→ Exercise instructions: Report all lines below with the word "June".
##### Records to use #####
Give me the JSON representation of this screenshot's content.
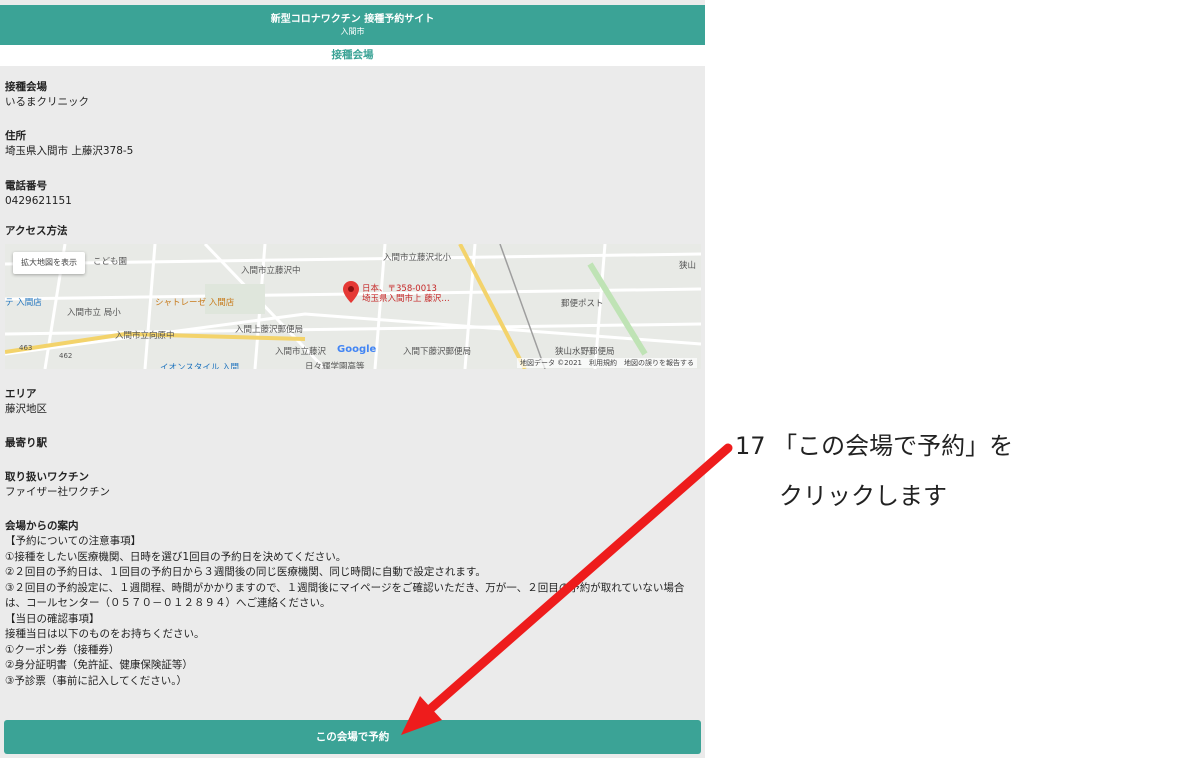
{
  "header": {
    "title": "新型コロナワクチン 接種予約サイト",
    "city": "入間市"
  },
  "section_title": "接種会場",
  "venue": {
    "label": "接種会場",
    "value": "いるまクリニック"
  },
  "address": {
    "label": "住所",
    "value": "埼玉県入間市 上藤沢378-5"
  },
  "phone": {
    "label": "電話番号",
    "value": "0429621151"
  },
  "access": {
    "label": "アクセス方法"
  },
  "map": {
    "enlarge_label": "拡大地図を表示",
    "pin_line1": "日本、〒358-0013",
    "pin_line2": "埼玉県入間市上 藤沢…",
    "labels": {
      "kodomoen": "こども園",
      "iruma_store": "テ 入間店",
      "fujisawa_middle": "入間市立藤沢中",
      "fujisawa_north_elem": "入間市立藤沢北小",
      "chateraise": "シャトレーゼ 入間店",
      "elem_school": "入間市立 局小",
      "mukaihara_middle": "入間市立向原中",
      "kamifujisawa_post": "入間上藤沢郵便局",
      "fujisawa_elem": "入間市立藤沢",
      "shimofujisawa_post": "入間下藤沢郵便局",
      "post_office": "郵便ポスト",
      "sayama": "狭山",
      "sayama_mizuno_post": "狭山水野郵便局",
      "hibino": "日々輝学園高等",
      "aeon": "イオンスタイル 入間",
      "route_463": "463",
      "route_462": "462",
      "google": "Google"
    },
    "footer": "地図データ ©2021　利用規約　地図の誤りを報告する"
  },
  "area": {
    "label": "エリア",
    "value": "藤沢地区"
  },
  "station": {
    "label": "最寄り駅"
  },
  "vaccine": {
    "label": "取り扱いワクチン",
    "value": "ファイザー社ワクチン"
  },
  "notes": {
    "label": "会場からの案内",
    "lines": [
      "【予約についての注意事項】",
      "①接種をしたい医療機関、日時を選び1回目の予約日を決めてください。",
      "②２回目の予約日は、１回目の予約日から３週間後の同じ医療機関、同じ時間に自動で設定されます。",
      "③２回目の予約設定に、１週間程、時間がかかりますので、１週間後にマイページをご確認いただき、万が一、２回目の予約が取れていない場合は、コールセンター（０５７０－０１２８９４）へご連絡ください。",
      "【当日の確認事項】",
      "接種当日は以下のものをお持ちください。",
      "①クーポン券（接種券）",
      "②身分証明書（免許証、健康保険証等）",
      "③予診票（事前に記入してください。）"
    ]
  },
  "reserve_button": "この会場で予約",
  "annotation": {
    "line1": "17 「この会場で予約」を",
    "line2": "クリックします"
  },
  "colors": {
    "accent": "#3ba396",
    "arrow": "#ee1c1c",
    "background": "#ebebeb"
  }
}
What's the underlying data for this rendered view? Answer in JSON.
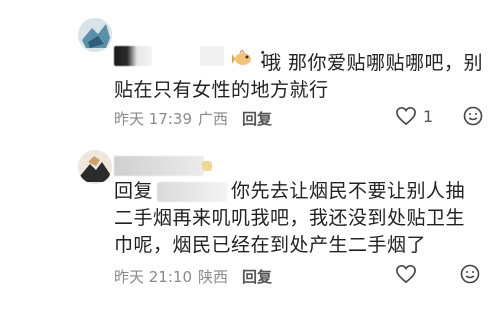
{
  "comments": [
    {
      "text_prefix": "：",
      "text": "哦  那你爱贴哪贴哪吧，别贴在只有女性的地方就行",
      "time": "昨天 17:39",
      "location": "广西",
      "reply_label": "回复",
      "like_count": "1"
    },
    {
      "reply_prefix": "回复",
      "text": "你先去让烟民不要让别人抽二手烟再来叽叽我吧，我还没到处贴卫生巾呢，烟民已经在到处产生二手烟了",
      "time": "昨天 21:10",
      "location": "陕西",
      "reply_label": "回复",
      "like_count": ""
    }
  ],
  "icons": {
    "like": "heart-outline-icon",
    "emoji": "smiley-face-icon"
  },
  "colors": {
    "meta": "#8a8a8a",
    "text": "#222222"
  }
}
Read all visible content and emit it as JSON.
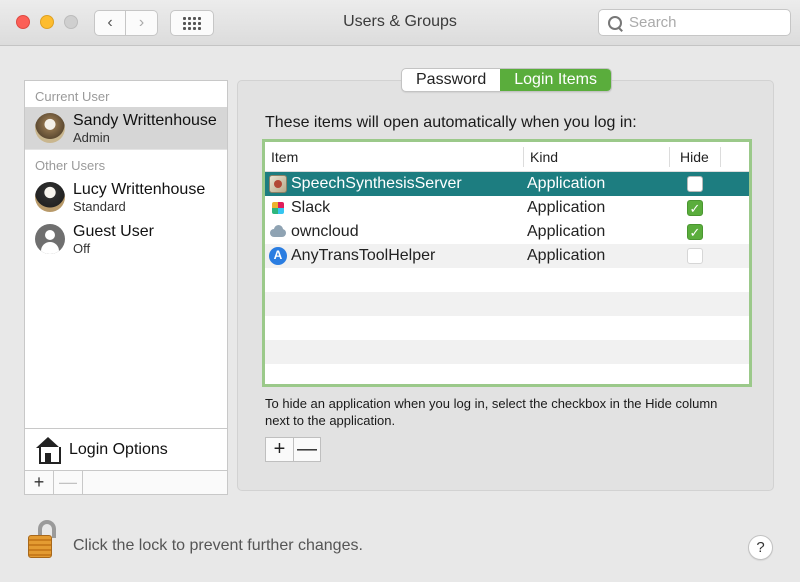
{
  "window": {
    "title": "Users & Groups",
    "search_placeholder": "Search"
  },
  "sidebar": {
    "current_user_label": "Current User",
    "current_user": {
      "name": "Sandy Writtenhouse",
      "role": "Admin"
    },
    "other_users_label": "Other Users",
    "other_users": [
      {
        "name": "Lucy Writtenhouse",
        "role": "Standard"
      },
      {
        "name": "Guest User",
        "role": "Off"
      }
    ],
    "login_options_label": "Login Options",
    "add_label": "+",
    "remove_label": "—"
  },
  "tabs": [
    {
      "label": "Password",
      "active": false
    },
    {
      "label": "Login Items",
      "active": true
    }
  ],
  "main": {
    "instructions": "These items will open automatically when you log in:",
    "columns": {
      "item": "Item",
      "kind": "Kind",
      "hide": "Hide"
    },
    "items": [
      {
        "name": "SpeechSynthesisServer",
        "kind": "Application",
        "hide": false,
        "selected": true
      },
      {
        "name": "Slack",
        "kind": "Application",
        "hide": true,
        "selected": false
      },
      {
        "name": "owncloud",
        "kind": "Application",
        "hide": true,
        "selected": false
      },
      {
        "name": "AnyTransToolHelper",
        "kind": "Application",
        "hide": false,
        "selected": false
      }
    ],
    "hint": "To hide an application when you log in, select the checkbox in the Hide column next to the application.",
    "add_label": "+",
    "remove_label": "—"
  },
  "footer": {
    "lock_text": "Click the lock to prevent further changes.",
    "help_label": "?"
  },
  "colors": {
    "accent_green": "#5aad3c",
    "selected_row": "#1d7d80",
    "table_border": "#9bc98a"
  }
}
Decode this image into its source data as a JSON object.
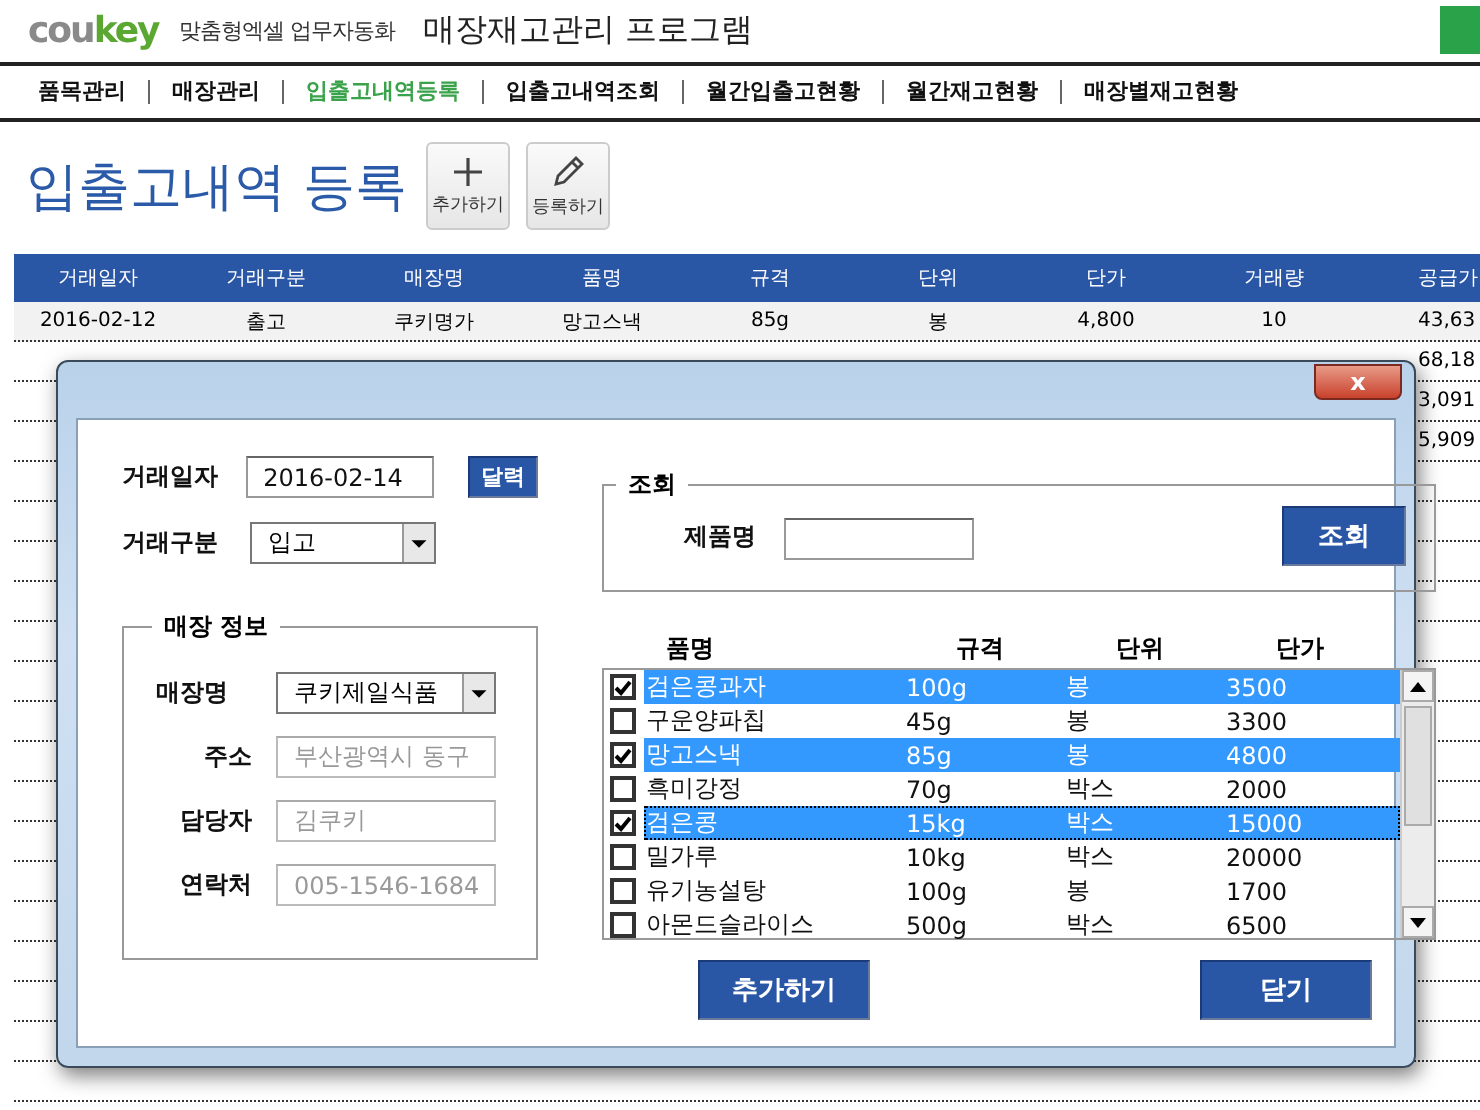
{
  "header": {
    "logo_gray": "cou",
    "logo_green": "key",
    "tagline": "맞춤형엑셀 업무자동화",
    "title": "매장재고관리 프로그램"
  },
  "nav": [
    {
      "label": "품목관리",
      "selected": false
    },
    {
      "label": "매장관리",
      "selected": false
    },
    {
      "label": "입출고내역등록",
      "selected": true
    },
    {
      "label": "입출고내역조회",
      "selected": false
    },
    {
      "label": "월간입출고현황",
      "selected": false
    },
    {
      "label": "월간재고현황",
      "selected": false
    },
    {
      "label": "매장별재고현황",
      "selected": false
    }
  ],
  "page_title": "입출고내역 등록",
  "toolbar": [
    {
      "kind": "add",
      "label": "추가하기"
    },
    {
      "kind": "edit",
      "label": "등록하기"
    }
  ],
  "table": {
    "columns": [
      "거래일자",
      "거래구분",
      "매장명",
      "품명",
      "규격",
      "단위",
      "단가",
      "거래량",
      "공급가"
    ],
    "rows": [
      {
        "cells": [
          "2016-02-12",
          "출고",
          "쿠키명가",
          "망고스낵",
          "85g",
          "봉",
          "4,800",
          "10",
          "43,63"
        ]
      },
      {
        "cells": [
          "",
          "",
          "",
          "",
          "",
          "",
          "",
          "",
          "68,18"
        ]
      },
      {
        "cells": [
          "",
          "",
          "",
          "",
          "",
          "",
          "",
          "",
          "3,091"
        ]
      },
      {
        "cells": [
          "",
          "",
          "",
          "",
          "",
          "",
          "",
          "",
          "5,909"
        ]
      }
    ]
  },
  "dialog": {
    "close": "x",
    "date": {
      "label": "거래일자",
      "value": "2016-02-14",
      "button": "달력"
    },
    "type": {
      "label": "거래구분",
      "value": "입고"
    },
    "store": {
      "legend": "매장 정보",
      "fields": [
        {
          "kind": "select",
          "label": "매장명",
          "value": "쿠키제일식품"
        },
        {
          "kind": "text",
          "label": "주소",
          "value": "부산광역시 동구",
          "disabled": true
        },
        {
          "kind": "text",
          "label": "담당자",
          "value": "김쿠키",
          "disabled": true
        },
        {
          "kind": "text",
          "label": "연락처",
          "value": "005-1546-1684",
          "disabled": true
        }
      ]
    },
    "search": {
      "legend": "조회",
      "label": "제품명",
      "button": "조회"
    },
    "list": {
      "columns": [
        "품명",
        "규격",
        "단위",
        "단가"
      ],
      "rows": [
        {
          "cells": [
            "검은콩과자",
            "100g",
            "봉",
            "3500"
          ],
          "checked": true,
          "selected": true,
          "focused": false
        },
        {
          "cells": [
            "구운양파칩",
            "45g",
            "봉",
            "3300"
          ],
          "checked": false,
          "selected": false,
          "focused": false
        },
        {
          "cells": [
            "망고스낵",
            "85g",
            "봉",
            "4800"
          ],
          "checked": true,
          "selected": true,
          "focused": false
        },
        {
          "cells": [
            "흑미강정",
            "70g",
            "박스",
            "2000"
          ],
          "checked": false,
          "selected": false,
          "focused": false
        },
        {
          "cells": [
            "검은콩",
            "15kg",
            "박스",
            "15000"
          ],
          "checked": true,
          "selected": true,
          "focused": true
        },
        {
          "cells": [
            "밀가루",
            "10kg",
            "박스",
            "20000"
          ],
          "checked": false,
          "selected": false,
          "focused": false
        },
        {
          "cells": [
            "유기농설탕",
            "100g",
            "봉",
            "1700"
          ],
          "checked": false,
          "selected": false,
          "focused": false
        },
        {
          "cells": [
            "아몬드슬라이스",
            "500g",
            "박스",
            "6500"
          ],
          "checked": false,
          "selected": false,
          "focused": false
        }
      ]
    },
    "buttons": [
      "추가하기",
      "닫기"
    ]
  }
}
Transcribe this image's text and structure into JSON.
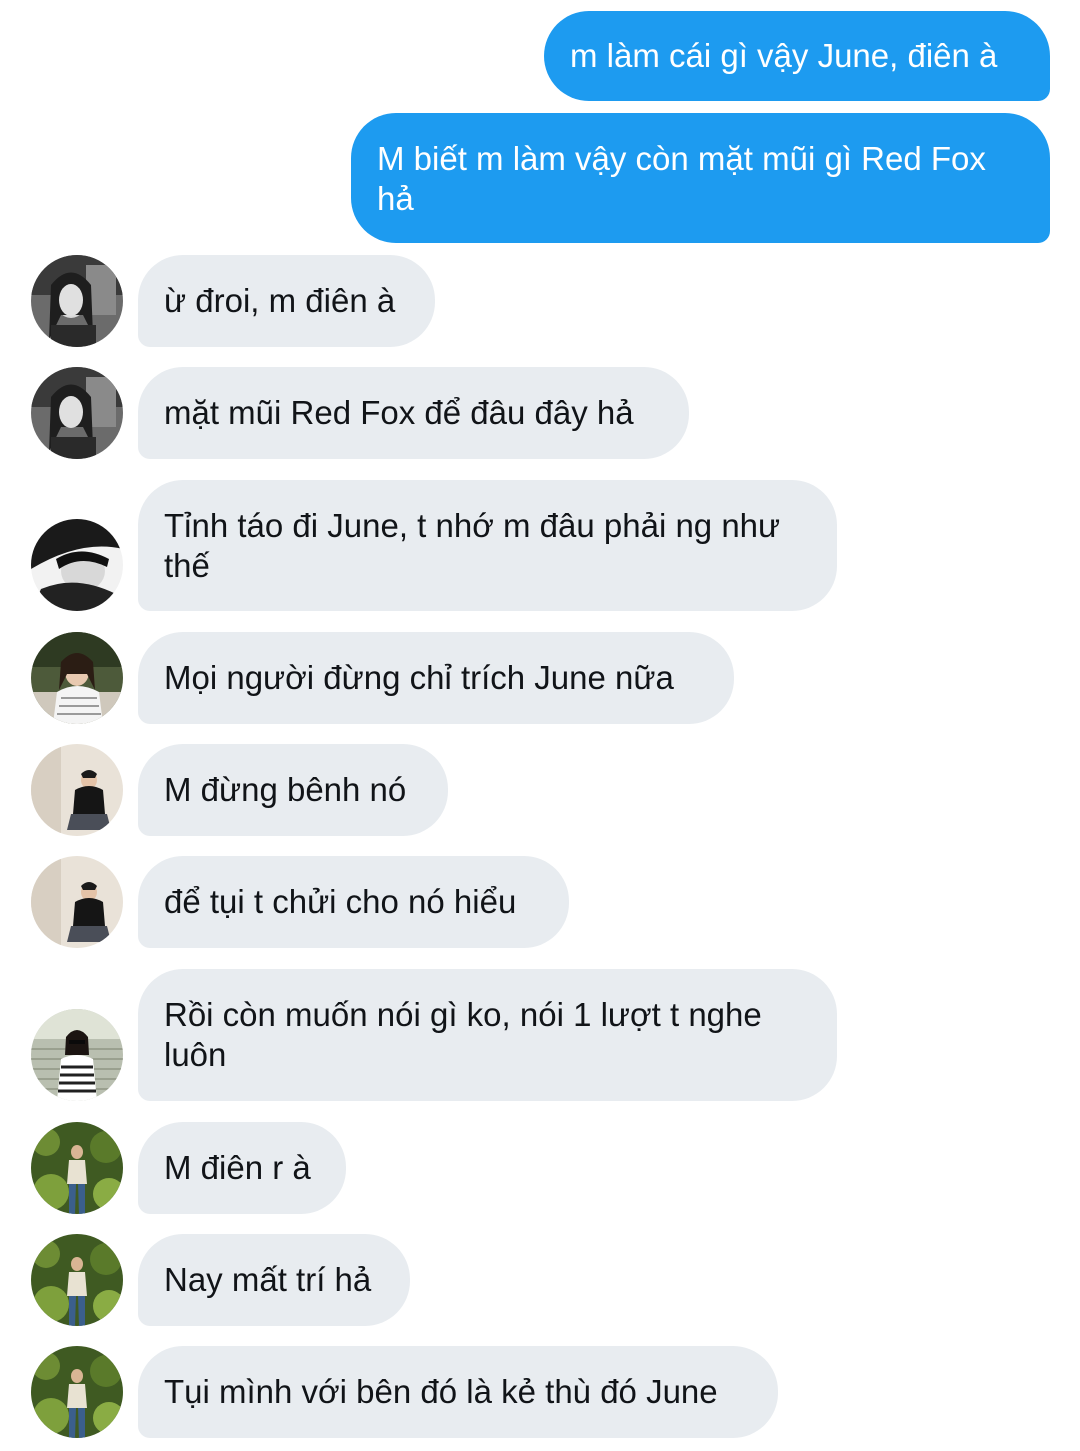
{
  "conversation": {
    "messages": [
      {
        "direction": "out",
        "text": "m làm cái gì vậy June, điên à"
      },
      {
        "direction": "out",
        "text": "M biết m làm vậy còn mặt mũi gì Red Fox hả"
      },
      {
        "direction": "in",
        "avatar": "avatar-girl-bw",
        "text": "ừ đroi, m điên à"
      },
      {
        "direction": "in",
        "avatar": "avatar-girl-bw",
        "text": "mặt mũi Red Fox để đâu đây hả"
      },
      {
        "direction": "in",
        "avatar": "avatar-boy-cap",
        "text": "Tỉnh táo đi June, t nhớ m đâu phải ng như thế"
      },
      {
        "direction": "in",
        "avatar": "avatar-girl-cafe",
        "text": "Mọi người đừng chỉ trích June nữa"
      },
      {
        "direction": "in",
        "avatar": "avatar-boy-sitting",
        "text": "M đừng bênh nó"
      },
      {
        "direction": "in",
        "avatar": "avatar-boy-sitting",
        "text": "để tụi t chửi cho nó hiểu"
      },
      {
        "direction": "in",
        "avatar": "avatar-girl-stairs",
        "text": "Rồi còn muốn nói gì ko, nói 1 lượt t nghe luôn"
      },
      {
        "direction": "in",
        "avatar": "avatar-boy-garden",
        "text": "M điên r à"
      },
      {
        "direction": "in",
        "avatar": "avatar-boy-garden",
        "text": "Nay mất trí hả"
      },
      {
        "direction": "in",
        "avatar": "avatar-boy-garden",
        "text": "Tụi mình với bên đó là kẻ thù đó June"
      }
    ]
  },
  "colors": {
    "outgoing_bubble": "#1d9bf0",
    "incoming_bubble": "#e8ecf0",
    "outgoing_text": "#ffffff",
    "incoming_text": "#111418"
  }
}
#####
→ Worked solution:
        "text": "m làm cái gì vậy June, điên à"
        "text": "Tỉnh táo đi June, t nhớ m đâu phải ng như thế"
        "text": "Mọi người đừng chỉ trích June nữa"
        "text": "Tụi mình với bên đó là kẻ thù đó June"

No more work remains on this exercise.